◆ THE TASK ◆
Every line below must be given again exactly.

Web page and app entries

- Opening Delimiter -

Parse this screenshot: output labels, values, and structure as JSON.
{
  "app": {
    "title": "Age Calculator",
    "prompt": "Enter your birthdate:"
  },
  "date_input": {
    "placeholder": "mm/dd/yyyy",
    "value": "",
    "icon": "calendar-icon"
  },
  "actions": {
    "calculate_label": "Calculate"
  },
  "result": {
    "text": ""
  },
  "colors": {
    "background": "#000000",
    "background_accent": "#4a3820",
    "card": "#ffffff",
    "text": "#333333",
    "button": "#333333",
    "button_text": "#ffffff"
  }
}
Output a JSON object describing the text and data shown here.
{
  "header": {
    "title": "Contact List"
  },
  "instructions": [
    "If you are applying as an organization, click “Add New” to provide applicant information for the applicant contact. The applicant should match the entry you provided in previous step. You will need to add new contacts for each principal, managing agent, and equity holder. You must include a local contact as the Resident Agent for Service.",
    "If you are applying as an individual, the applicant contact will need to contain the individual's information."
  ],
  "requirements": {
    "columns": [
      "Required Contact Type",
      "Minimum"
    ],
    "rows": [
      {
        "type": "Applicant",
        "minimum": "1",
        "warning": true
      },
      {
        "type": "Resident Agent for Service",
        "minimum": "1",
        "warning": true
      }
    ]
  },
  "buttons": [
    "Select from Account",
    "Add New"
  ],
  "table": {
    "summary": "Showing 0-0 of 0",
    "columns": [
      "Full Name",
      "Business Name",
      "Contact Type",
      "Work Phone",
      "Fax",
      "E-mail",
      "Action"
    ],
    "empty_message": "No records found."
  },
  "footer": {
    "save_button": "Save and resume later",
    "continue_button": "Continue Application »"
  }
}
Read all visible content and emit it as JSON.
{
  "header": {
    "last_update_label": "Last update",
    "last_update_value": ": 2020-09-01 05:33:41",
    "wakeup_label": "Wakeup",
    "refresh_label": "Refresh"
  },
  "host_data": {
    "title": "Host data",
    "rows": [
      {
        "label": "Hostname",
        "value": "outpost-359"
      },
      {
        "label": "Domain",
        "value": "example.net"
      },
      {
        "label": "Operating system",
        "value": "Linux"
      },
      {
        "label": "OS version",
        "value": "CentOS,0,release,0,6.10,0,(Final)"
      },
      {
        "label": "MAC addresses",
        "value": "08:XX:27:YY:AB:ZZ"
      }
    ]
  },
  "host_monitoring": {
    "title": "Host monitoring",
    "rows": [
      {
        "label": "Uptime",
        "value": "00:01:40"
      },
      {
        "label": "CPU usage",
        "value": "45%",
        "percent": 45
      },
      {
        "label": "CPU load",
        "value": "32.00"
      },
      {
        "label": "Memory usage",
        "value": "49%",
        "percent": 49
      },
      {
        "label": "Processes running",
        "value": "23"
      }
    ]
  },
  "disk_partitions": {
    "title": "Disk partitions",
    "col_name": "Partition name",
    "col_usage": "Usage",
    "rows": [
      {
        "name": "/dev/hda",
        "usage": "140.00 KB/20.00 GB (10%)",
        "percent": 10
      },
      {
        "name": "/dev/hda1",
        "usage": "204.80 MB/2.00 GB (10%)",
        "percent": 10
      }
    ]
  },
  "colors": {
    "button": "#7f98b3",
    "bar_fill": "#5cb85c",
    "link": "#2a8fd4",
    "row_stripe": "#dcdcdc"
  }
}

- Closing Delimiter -

◆ ANSWER BELOW ◆
Parse this screenshot: output labels, values, and structure as JSON.
{
  "app": {
    "title": "Age Calculator",
    "prompt": "Enter your birthdate:"
  },
  "date_input": {
    "placeholder": "mm/dd/yyyy",
    "value": "",
    "icon": "calendar-icon"
  },
  "actions": {
    "calculate_label": "Calculate"
  },
  "result": {
    "text": ""
  },
  "colors": {
    "background": "#000000",
    "background_accent": "#4a3820",
    "card": "#ffffff",
    "text": "#333333",
    "button": "#333333",
    "button_text": "#ffffff"
  }
}
Output a JSON object describing the text and data shown here.
{
  "header": {
    "title": "Contact List"
  },
  "instructions": [
    "If you are applying as an organization, click “Add New” to provide applicant information for the applicant contact. The applicant should match the entry you provided in previous step. You will need to add new contacts for each principal, managing agent, and equity holder. You must include a local contact as the Resident Agent for Service.",
    "If you are applying as an individual, the applicant contact will need to contain the individual's information."
  ],
  "requirements": {
    "columns": [
      "Required Contact Type",
      "Minimum"
    ],
    "rows": [
      {
        "type": "Applicant",
        "minimum": "1",
        "warning": true
      },
      {
        "type": "Resident Agent for Service",
        "minimum": "1",
        "warning": true
      }
    ]
  },
  "buttons": [
    "Select from Account",
    "Add New"
  ],
  "table": {
    "summary": "Showing 0-0 of 0",
    "columns": [
      "Full Name",
      "Business Name",
      "Contact Type",
      "Work Phone",
      "Fax",
      "E-mail",
      "Action"
    ],
    "empty_message": "No records found."
  },
  "footer": {
    "save_button": "Save and resume later",
    "continue_button": "Continue Application »"
  }
}
Read all visible content and emit it as JSON.
{
  "header": {
    "last_update_label": "Last update",
    "last_update_value": ": 2020-09-01 05:33:41",
    "wakeup_label": "Wakeup",
    "refresh_label": "Refresh"
  },
  "host_data": {
    "title": "Host data",
    "rows": [
      {
        "label": "Hostname",
        "value": "outpost-359"
      },
      {
        "label": "Domain",
        "value": "example.net"
      },
      {
        "label": "Operating system",
        "value": "Linux"
      },
      {
        "label": "OS version",
        "value": "CentOS,0,release,0,6.10,0,(Final)"
      },
      {
        "label": "MAC addresses",
        "value": "08:XX:27:YY:AB:ZZ"
      }
    ]
  },
  "host_monitoring": {
    "title": "Host monitoring",
    "rows": [
      {
        "label": "Uptime",
        "value": "00:01:40"
      },
      {
        "label": "CPU usage",
        "value": "45%",
        "percent": 45
      },
      {
        "label": "CPU load",
        "value": "32.00"
      },
      {
        "label": "Memory usage",
        "value": "49%",
        "percent": 49
      },
      {
        "label": "Processes running",
        "value": "23"
      }
    ]
  },
  "disk_partitions": {
    "title": "Disk partitions",
    "col_name": "Partition name",
    "col_usage": "Usage",
    "rows": [
      {
        "name": "/dev/hda",
        "usage": "140.00 KB/20.00 GB (10%)",
        "percent": 10
      },
      {
        "name": "/dev/hda1",
        "usage": "204.80 MB/2.00 GB (10%)",
        "percent": 10
      }
    ]
  },
  "colors": {
    "button": "#7f98b3",
    "bar_fill": "#5cb85c",
    "link": "#2a8fd4",
    "row_stripe": "#dcdcdc"
  }
}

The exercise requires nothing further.